Introduction: Anaerobic performance and body protein may decrease with energy restriction practiced by some athletes for weight loss.

Methods: This investigation examined the effects of creatine (Cr) supplementation during energy restriction on muscle Cr, exercise performance (10 sprints of 6 s, with 30-s rest), nitrogen balance, and body composition in male resistance trainers. Creatine supplemented (CrS, 20 g[middle dot]d-1 of Cr) and those given a placebo (Pl) consumed a formula diet of 75.3 kJ (18 kcal)[middle dot]kg-1[middle dot]d-1 (54.7% C, 21.3% P, 24% F) for 4 d. A control group was unsupplemented and continued their normal diet. There were no changes in body composition or performance of the control group.

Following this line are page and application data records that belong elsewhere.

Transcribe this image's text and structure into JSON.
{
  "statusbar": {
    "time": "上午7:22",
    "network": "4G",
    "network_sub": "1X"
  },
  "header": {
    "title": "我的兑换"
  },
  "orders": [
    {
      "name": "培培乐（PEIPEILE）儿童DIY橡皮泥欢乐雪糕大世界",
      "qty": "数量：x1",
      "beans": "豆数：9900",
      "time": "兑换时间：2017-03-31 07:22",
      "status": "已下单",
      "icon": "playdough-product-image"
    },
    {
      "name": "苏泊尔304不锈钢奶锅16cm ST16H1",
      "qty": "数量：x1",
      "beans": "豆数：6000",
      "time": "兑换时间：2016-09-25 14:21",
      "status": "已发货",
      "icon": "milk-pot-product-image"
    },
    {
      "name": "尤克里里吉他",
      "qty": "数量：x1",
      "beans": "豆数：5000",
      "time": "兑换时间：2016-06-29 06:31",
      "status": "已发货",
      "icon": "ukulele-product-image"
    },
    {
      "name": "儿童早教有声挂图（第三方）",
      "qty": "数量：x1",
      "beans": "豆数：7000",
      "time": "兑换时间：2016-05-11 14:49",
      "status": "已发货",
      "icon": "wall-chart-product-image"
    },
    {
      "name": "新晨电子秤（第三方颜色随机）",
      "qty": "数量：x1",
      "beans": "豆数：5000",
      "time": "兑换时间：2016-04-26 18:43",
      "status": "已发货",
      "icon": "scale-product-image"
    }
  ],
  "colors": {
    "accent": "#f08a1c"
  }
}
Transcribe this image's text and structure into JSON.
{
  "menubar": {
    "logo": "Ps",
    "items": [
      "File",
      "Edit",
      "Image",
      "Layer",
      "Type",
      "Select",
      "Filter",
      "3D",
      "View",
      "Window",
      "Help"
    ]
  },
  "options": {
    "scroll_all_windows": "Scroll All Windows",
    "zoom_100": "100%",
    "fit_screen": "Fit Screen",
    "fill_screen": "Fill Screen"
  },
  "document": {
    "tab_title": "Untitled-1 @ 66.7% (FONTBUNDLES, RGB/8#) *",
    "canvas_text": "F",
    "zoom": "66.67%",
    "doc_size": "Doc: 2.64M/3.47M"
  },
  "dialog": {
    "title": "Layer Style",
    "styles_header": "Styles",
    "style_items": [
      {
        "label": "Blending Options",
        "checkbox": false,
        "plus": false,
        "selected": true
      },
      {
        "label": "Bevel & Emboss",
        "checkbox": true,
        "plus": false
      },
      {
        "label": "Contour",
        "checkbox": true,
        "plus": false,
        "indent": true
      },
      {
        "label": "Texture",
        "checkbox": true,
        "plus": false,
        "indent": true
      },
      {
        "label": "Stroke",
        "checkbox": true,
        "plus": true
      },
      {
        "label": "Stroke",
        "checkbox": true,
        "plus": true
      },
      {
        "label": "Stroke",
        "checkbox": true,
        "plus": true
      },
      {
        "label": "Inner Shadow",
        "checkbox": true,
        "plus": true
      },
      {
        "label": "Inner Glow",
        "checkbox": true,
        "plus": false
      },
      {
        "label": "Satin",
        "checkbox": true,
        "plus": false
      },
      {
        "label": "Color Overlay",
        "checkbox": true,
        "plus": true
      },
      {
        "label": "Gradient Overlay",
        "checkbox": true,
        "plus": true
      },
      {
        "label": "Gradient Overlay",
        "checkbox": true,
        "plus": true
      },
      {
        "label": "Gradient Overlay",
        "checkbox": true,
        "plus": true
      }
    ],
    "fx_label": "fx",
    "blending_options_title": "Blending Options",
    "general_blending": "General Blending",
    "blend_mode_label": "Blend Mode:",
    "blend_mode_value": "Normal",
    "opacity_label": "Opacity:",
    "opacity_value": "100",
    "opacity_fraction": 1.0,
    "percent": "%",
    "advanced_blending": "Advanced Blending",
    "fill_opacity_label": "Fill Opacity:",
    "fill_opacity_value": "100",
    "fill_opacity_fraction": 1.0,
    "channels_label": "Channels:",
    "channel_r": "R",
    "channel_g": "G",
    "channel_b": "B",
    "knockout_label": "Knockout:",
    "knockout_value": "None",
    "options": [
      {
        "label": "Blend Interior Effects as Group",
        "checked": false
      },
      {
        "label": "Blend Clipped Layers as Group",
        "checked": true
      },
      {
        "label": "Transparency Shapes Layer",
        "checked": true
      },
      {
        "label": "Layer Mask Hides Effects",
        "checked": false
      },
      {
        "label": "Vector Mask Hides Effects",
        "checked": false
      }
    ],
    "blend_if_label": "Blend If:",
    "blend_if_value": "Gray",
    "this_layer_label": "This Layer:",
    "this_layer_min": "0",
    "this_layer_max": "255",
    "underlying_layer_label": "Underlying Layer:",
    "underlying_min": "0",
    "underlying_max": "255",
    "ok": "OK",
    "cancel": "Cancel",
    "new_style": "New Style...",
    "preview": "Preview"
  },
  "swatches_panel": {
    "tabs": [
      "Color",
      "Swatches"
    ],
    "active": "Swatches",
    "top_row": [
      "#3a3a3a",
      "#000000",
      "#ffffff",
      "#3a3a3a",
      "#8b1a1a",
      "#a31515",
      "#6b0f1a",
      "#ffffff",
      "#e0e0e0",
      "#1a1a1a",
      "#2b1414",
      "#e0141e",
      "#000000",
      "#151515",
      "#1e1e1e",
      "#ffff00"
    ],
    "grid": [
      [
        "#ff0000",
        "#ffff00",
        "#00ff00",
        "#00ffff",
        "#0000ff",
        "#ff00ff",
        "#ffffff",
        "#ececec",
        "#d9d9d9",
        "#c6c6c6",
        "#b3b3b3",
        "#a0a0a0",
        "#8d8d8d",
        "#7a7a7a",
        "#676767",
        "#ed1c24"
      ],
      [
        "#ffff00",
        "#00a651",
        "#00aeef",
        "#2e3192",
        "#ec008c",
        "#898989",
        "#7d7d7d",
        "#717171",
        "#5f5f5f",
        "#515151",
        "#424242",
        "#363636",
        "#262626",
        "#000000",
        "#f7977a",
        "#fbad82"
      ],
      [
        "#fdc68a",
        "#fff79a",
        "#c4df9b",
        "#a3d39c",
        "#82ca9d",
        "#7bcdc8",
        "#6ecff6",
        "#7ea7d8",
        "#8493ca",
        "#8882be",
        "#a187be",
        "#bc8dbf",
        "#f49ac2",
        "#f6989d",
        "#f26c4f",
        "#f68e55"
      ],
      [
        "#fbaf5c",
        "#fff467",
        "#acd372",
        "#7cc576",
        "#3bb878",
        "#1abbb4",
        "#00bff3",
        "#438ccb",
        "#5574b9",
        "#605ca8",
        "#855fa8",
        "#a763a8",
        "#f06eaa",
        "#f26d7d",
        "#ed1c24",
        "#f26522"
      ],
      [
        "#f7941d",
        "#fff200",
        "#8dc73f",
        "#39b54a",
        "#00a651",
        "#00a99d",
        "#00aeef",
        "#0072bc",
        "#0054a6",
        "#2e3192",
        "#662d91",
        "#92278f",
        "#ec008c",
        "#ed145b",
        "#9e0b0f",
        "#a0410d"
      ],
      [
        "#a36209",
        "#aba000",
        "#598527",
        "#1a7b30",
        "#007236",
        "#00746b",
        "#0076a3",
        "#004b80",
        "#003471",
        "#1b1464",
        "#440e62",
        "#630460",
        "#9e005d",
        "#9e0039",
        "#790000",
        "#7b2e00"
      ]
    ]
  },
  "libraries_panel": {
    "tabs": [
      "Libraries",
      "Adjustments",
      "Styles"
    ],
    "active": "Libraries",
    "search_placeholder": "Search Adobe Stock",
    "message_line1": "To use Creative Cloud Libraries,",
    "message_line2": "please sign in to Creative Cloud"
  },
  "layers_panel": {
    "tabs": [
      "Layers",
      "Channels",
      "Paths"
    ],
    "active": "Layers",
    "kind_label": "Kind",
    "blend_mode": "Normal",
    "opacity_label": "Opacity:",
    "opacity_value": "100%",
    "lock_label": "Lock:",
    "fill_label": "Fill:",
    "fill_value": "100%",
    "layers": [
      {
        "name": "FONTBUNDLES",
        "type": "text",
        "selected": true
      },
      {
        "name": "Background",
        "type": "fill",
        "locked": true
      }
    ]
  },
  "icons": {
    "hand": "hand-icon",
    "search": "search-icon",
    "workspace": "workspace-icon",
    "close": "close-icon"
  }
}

Results: CrS and Pl demonstrated similar decreases in body weight and percent body fat. The percent change in fat-free mass was more for Pl (2.4 /- 0.3% reduction) than CrS (1.4 /- 0.4%), but urinary nitrogen losses were similar. Significant increases in muscle total Cr and CrP of 15-16% were demonstrated by CrS over the energy restriction period, whereas Pl had no changes in muscle Cr. Total work done during the sprints expressed per body weight tended to be 3.8% higher in CrS and 0.5% less in Pl after the energy restriction (P = 0.058).

Conclusion: It was concluded that Cr supplementation increased muscle Cr during short-term energy restriction but did not affect body fat or protein loss. The change in muscle creatine was reflected in a tendency for higher total sprint work for the Cr group.

(C) 2001 Lippincott Williams & Wilkins, Inc.